Great Green Wall

People travel many hours to stock up on water. During the dry season many herders migrate southwards in order to find grasslands for their cattle.
Sergeant El Hadj Goudiaby, commissioned by the National Office for Waters and Forests, coordinates the reforestation in Mbar Toubab. The first rain was meant to arrive in June, but by mid-August still not a single drop had fallen.
The initiative's main goal consists in improving living conditions, Goudiaby states. He works closely together with the community in order to develop methods for adapting to the immediate consequences of climate change.
Goudiaby's records leave no doubt about the rainfall rates decreasing year by year. From 674 mm in 2010, the amount of rain dropped to only 246mm in 2019.
No grass can grow anymore, so people are condemned to feed Baobab bark to their cattle.
Sergeant El Hadj Goudiaby instructs volunteers from all over the country, who decided to take part in a two year educational program in forestry and agriculture.
Jobs and tasks get distributed.
Student groups came to take action for their part during the planting time.
Native species of Acacia and Sisyphus, which are able to survive in the dry savanna, are getting prepared for planting after the first rainfalls.
The project‘s largest tree nursery in Widou Thiengoly counts around 75,000 saplings.
Two months late, on August 18th, the first short rain relieves the region.
As the rain was too little, planted saplings would die within a couple of days. Everybody agrees on planting seeds only for the moment.
The soil got plowed weeks ago so the water seeps in instead of evaporating in the blazing sun.
The Ministers of Youth and Environment visit Mbar Toubab. Journalists, security and ministry staff take over the the base for one afternoon.
In the school garden of Mbar Toubab, Youth Minister Néné Fatoumata Tall promotes the 'Plan for an Emerging Senegal', set out by President Macky Sall in 2014.
On school days, kids harvest their own crops and use them for cooking in the school cantine. During vacations, the garden nearly reposes.
Elementary school teacher Ibrahim Diawara looks after the garden in the meantime. He wants to convey awareness for nature and climate change to the children.
The 'Big Parcel of Widou' covers around 2,300 hectares. The plot was greened within the framework of the United Nations' program 'Action Against Desertification' in 2009.

Great Green Wall

Build a barrier of trees along 8,000 kilometers sounds ambitious.
But in fact, eleven African countries, threatened by the phantom of desertification, came together to tackle this challenge – eleven countries with different realities and thousands of people forced to let behind productive land by the absent rain.

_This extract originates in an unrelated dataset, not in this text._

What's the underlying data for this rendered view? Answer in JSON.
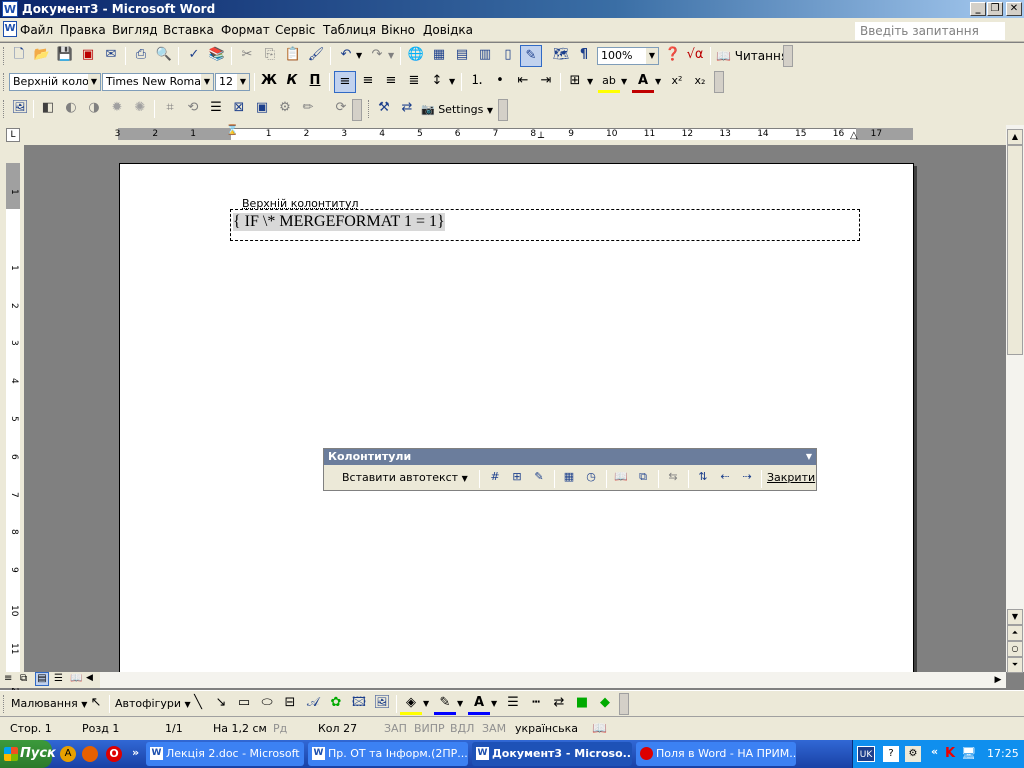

But since capitulation is no option, the governments of Senegal, Mali, Burkina Faso, Mauritania, Niger, Nigeria, Chad, Sudan, Eritrea, Ethiopia and Djibouti agreed on a master plan.
Their big goal: The Great Green Wall.

The main promoter of the initiative, that has already planted more than twelve million trees, is the Republic of Senegal. The Sahel in the country‘s deep north is a setting, where desertification can be felt and seen.

Streets are empty. Load donkeys possess the terrain. Cattle and goat herds left for better lands. Here, they have nowhere to graze anymore. Majestic Baobab trees, suffocating from termite invasions, paint an alarming picture.

Within this hostile climate, various actors develop alternatives to combat the phenomenon and improve living conditions for the local population.
This story is about a joint struggle at the front line of climatic change.